Employee retention is a potentially huge factor in your business's overall success. If you can keep your top talent around for longer, you'll see higher rates of productivity, profitability, and possibly even morale. Almost more importantly, keeping your current employees with you saves you the time and money it takes to recruit new talent, train them on your systems and platforms, and get them up to speed with the team.
Trust me, it's far easier to keep your current employees around than it is to find new ones. So what is it, exactly, that keeps employees with their current employers?
1. Culture fit. Don't underestimate the power that company culture can have in attracting and retaining top talent.
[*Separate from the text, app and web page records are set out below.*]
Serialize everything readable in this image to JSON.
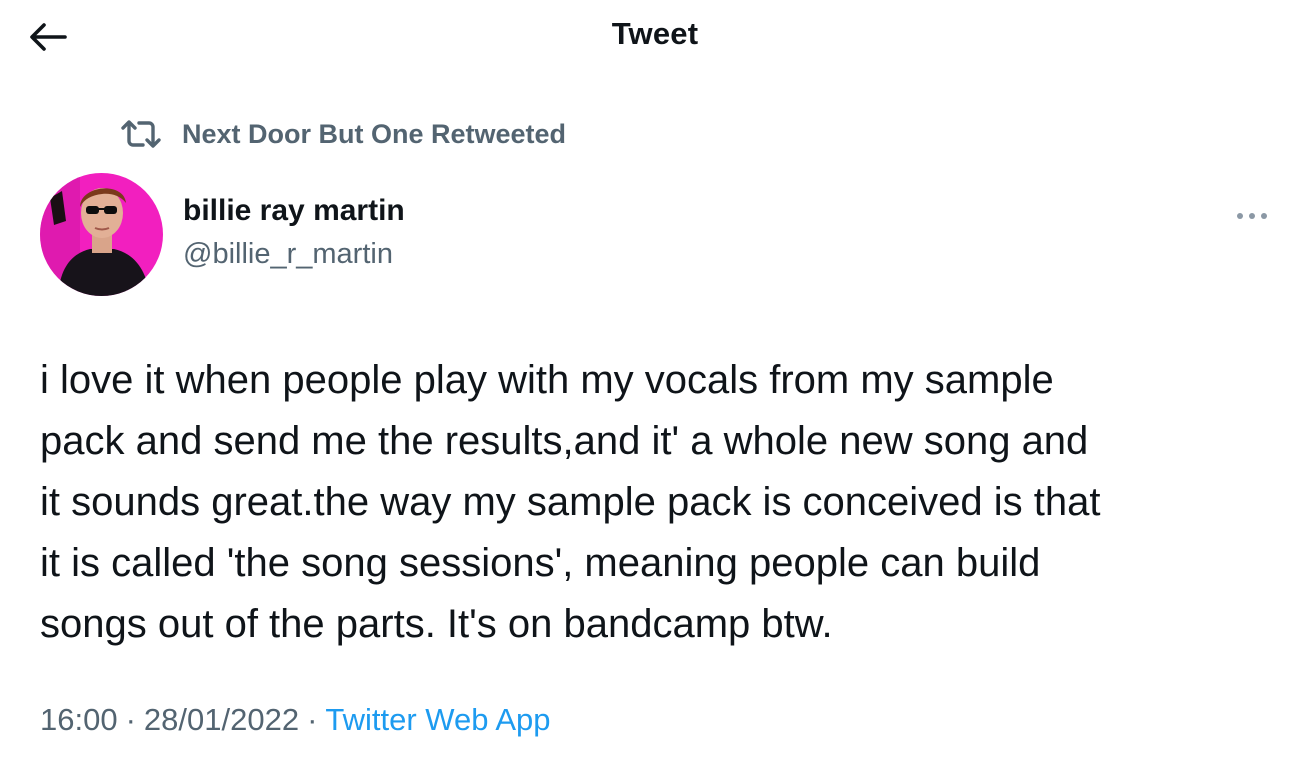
{
  "header": {
    "title": "Tweet",
    "back_icon": "arrow-left-icon"
  },
  "retweet_context": {
    "icon": "retweet-icon",
    "text": "Next Door But One Retweeted"
  },
  "author": {
    "name": "billie ray martin",
    "handle": "@billie_r_martin",
    "avatar": "avatar-photo"
  },
  "more_icon": "more-horizontal-icon",
  "tweet": {
    "text": "i love it when people play with my vocals from my sample\npack and send me the results,and it' a whole new song and\nit sounds great.the way my sample pack is conceived is that\nit is called 'the song sessions', meaning people can build\nsongs out of the parts. It's on bandcamp btw."
  },
  "meta": {
    "time": "16:00",
    "separator": "·",
    "date": "28/01/2022",
    "source": "Twitter Web App"
  },
  "colors": {
    "text_primary": "#0f1419",
    "text_secondary": "#536471",
    "link": "#1d9bf0",
    "avatar_background": "#f21fbf"
  }
}
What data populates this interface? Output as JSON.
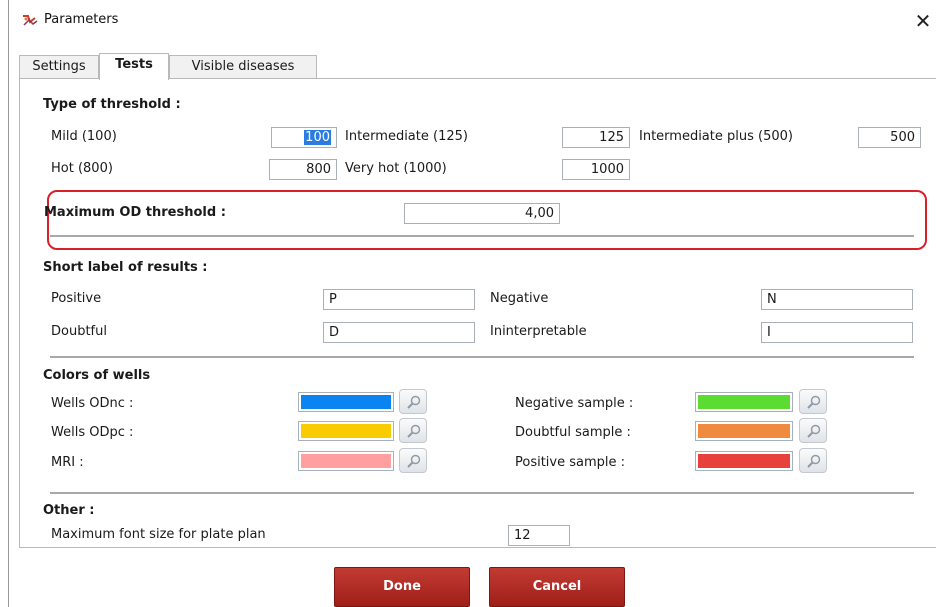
{
  "window": {
    "title": "Parameters",
    "close_glyph": "✕"
  },
  "tabs": [
    {
      "label": "Settings",
      "active": false
    },
    {
      "label": "Tests",
      "active": true
    },
    {
      "label": "Visible diseases",
      "active": false
    }
  ],
  "threshold": {
    "heading": "Type of threshold :",
    "mild_label": "Mild (100)",
    "mild_value": "100",
    "intermediate_label": "Intermediate (125)",
    "intermediate_value": "125",
    "intermediate_plus_label": "Intermediate plus (500)",
    "intermediate_plus_value": "500",
    "hot_label": "Hot (800)",
    "hot_value": "800",
    "very_hot_label": "Very hot (1000)",
    "very_hot_value": "1000"
  },
  "max_od": {
    "label": "Maximum OD threshold :",
    "value": "4,00"
  },
  "short_labels": {
    "heading": "Short label of results :",
    "positive_label": "Positive",
    "positive_value": "P",
    "negative_label": "Negative",
    "negative_value": "N",
    "doubtful_label": "Doubtful",
    "doubtful_value": "D",
    "ininterpretable_label": "Ininterpretable",
    "ininterpretable_value": "I"
  },
  "colors": {
    "heading": "Colors of wells",
    "wells_odnc_label": "Wells ODnc :",
    "wells_odnc_color": "#0a84f0",
    "wells_odpc_label": "Wells ODpc :",
    "wells_odpc_color": "#f8cc00",
    "mri_label": "MRI :",
    "mri_color": "#ff9fa0",
    "negative_sample_label": "Negative sample :",
    "negative_sample_color": "#5cdc32",
    "doubtful_sample_label": "Doubtful sample :",
    "doubtful_sample_color": "#f08a3e",
    "positive_sample_label": "Positive sample :",
    "positive_sample_color": "#e8403a"
  },
  "other": {
    "heading": "Other :",
    "font_size_label": "Maximum font size for plate plan",
    "font_size_value": "12"
  },
  "buttons": {
    "done": "Done",
    "cancel": "Cancel"
  },
  "icons": {
    "app": "parameters-app-icon",
    "picker": "magnifier-icon",
    "close": "close-icon"
  },
  "accent_colors": {
    "highlight": "#d8202a",
    "button": "#b02a23",
    "selection": "#2a7ce0"
  }
}
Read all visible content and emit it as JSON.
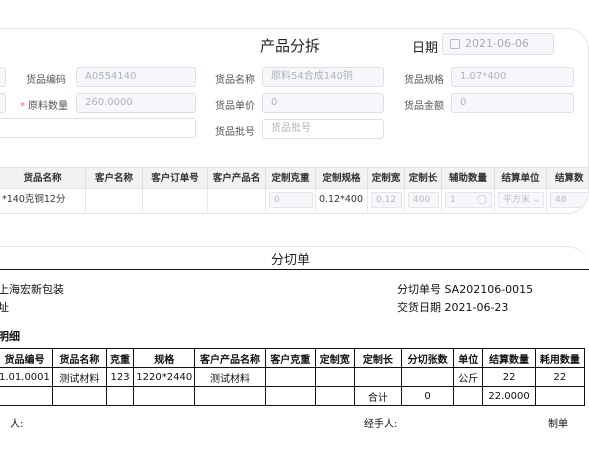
{
  "form": {
    "title": "产品分拆",
    "date_label": "日期",
    "date_value": "2021-06-06",
    "fields": [
      {
        "label": "货品编码",
        "value": "A0554140",
        "required": false
      },
      {
        "label": "货品名称",
        "value": "原料54合成140铜",
        "required": false
      },
      {
        "label": "货品规格",
        "value": "1.07*400",
        "required": false
      },
      {
        "label": "原料数量",
        "value": "260.0000",
        "required": true
      },
      {
        "label": "货品单价",
        "value": "0",
        "required": false
      },
      {
        "label": "货品金额",
        "value": "0",
        "required": false
      },
      {
        "label": "货品批号",
        "value": "",
        "placeholder": "货品批号",
        "required": false
      }
    ],
    "req_mark": "*"
  },
  "detail_table": {
    "headers": [
      "货品名称",
      "客户名称",
      "客户订单号",
      "客户产品名",
      "定制克重",
      "定制规格",
      "定制宽",
      "定制长",
      "辅助数量",
      "结算单位",
      "结算数"
    ],
    "row": {
      "name": "*140克铜12分",
      "weight": "0",
      "spec": "0.12*400",
      "width": "0.12",
      "length": "400",
      "aux_qty": "1",
      "unit": "平方米",
      "settle_qty": "48"
    }
  },
  "sheet": {
    "title": "分切单",
    "customer": "上海宏新包装",
    "address_label": "址",
    "order_no_label": "分切单号",
    "order_no": "SA202106-0015",
    "delivery_label": "交货日期",
    "delivery_date": "2021-06-23",
    "section_title": "明细",
    "headers": [
      "货品编号",
      "货品名称",
      "克重",
      "规格",
      "客户产品名称",
      "客户克重",
      "定制宽",
      "定制长",
      "分切张数",
      "单位",
      "结算数量",
      "耗用数量"
    ],
    "rows": [
      [
        "1.01.0001",
        "测试材料",
        "123",
        "1220*2440",
        "测试材料",
        "",
        "",
        "",
        "",
        "公斤",
        "22",
        "22"
      ],
      [
        "",
        "",
        "",
        "",
        "",
        "",
        "",
        "合计",
        "0",
        "",
        "22.0000",
        ""
      ]
    ],
    "footer": {
      "left": "人:",
      "middle": "经手人:",
      "right": "制单"
    }
  }
}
A highly talented worker in a niche position at a valuable, well-paying firm may still be dissatisfied if their own goals, values, and personality traits don't mesh with the other staff members or the brand overall. Likewise, a tight culture fit could potentially make up for a number of shortfalls in an employment arrangement. There's no right or wrong way to build a company culture; you just have to be consistent, and you have to find candidates who can strengthen that culture over time.
2. Money. In an ideal society, we would all work at jobs we love for free, and it wouldn't feel like work. Unfortunately, this is a world driven by monetary exchanges, personal needs, and working sacrifices to obtain those needs. Because of that, money is still an important factor in employee retention. If an employee feels like he/she isn't making as much as he/she is worth, he/she will be tempted to leave in favor of a more profitable role somewhere else. This isn't always the case; some benefits and working conditions can make up for a lower salary, but salary is still an important considering factor.
3. Responsibilities. The type of responsibilities your employees have can also have a bearing on their willingness to continue working for you. For the most part, this comes down to a level of appropriateness. For example, if you hire someone to take on a high-level strategic planning role, it may be insulting or burdensome to assign them entry-level data entry tasks regularly. It may also be inappropriate to assign someone consistent responsibilities outside the realm of his/her expertise. Doing so occasionally is no problem, but over time, this consistent pattern could lead to extreme dissatisfaction.
4. Challenges. Employees also need to feel challenged if they're going to stay somewhere, though striking this balance can be difficult as a manager and employer. You need to give your employees tasks and projects that are too difficult to breeze through, forcing them to think and develop new abilities, but not so difficult that they're overly stressful or intimidating. You also need to give them enough work to stay busy, but not so much that it's impossibly burdensome. If you're ever in doubt, take a moment to collect feedback from your team members; they'll let you know what the balance is like at the moment.
5. Growth opportunities. Employees also want growth opportunities, no matter how those may fit into your company. As a straightforward example, you could give your employees a path to growth by giving them potential lines for promotion and upward momentum within your company. This is a kind of internal, organization-based development. But you could also give your employees personal growth opportunities by giving them access to more classes, training seminars, or even personal branding opportunities. As long as your employees feel like they're making steady, measurable progress in a direction that's consistent with their goals, they'll have a good reason to stick around with you indefinitely.
6. Rewards and recognition. Even the most independent employees want a bit of recognition every once in a while. Going out of your way to congratulate an employee on a job well done or celebrating a team victory as a group can have a massive impact on morale, and be a nice reminder to your employees of why they stick around in the first place. These actions let them know they're appreciated, and give them a chance to relish in their accomplishments. They also don't have to be grand gestures; sometimes, even a pat on the back is enough to make an impact.
7. Flexibility and personal time. Employees also like working for companies that are flexible enough to respect their personal time and their own personal wants and needs. Giving your workers days off without hassle, letting them occasionally leave early or show up late, and giving them flexibility on certain deadlines can demonstrate that you truly care about your employees. Not all employers do this, and employees know that, so if you can offer this level of flexibility, they'll be more inclined to stay with you in the long term.
In a world where half of all employees are either dissatisfied or open to leaving, these seven guiding principles are too important to ignore. Your business may not be able to offer everything; for example, a small business may not have the budget to pay top talent what they deserve, but you can make up for that in other areas. Get to know your employees' needs individually, and do what you can to meet them. Good workers are hard to find, and it's worth the extra effort of keeping those valuable assets around.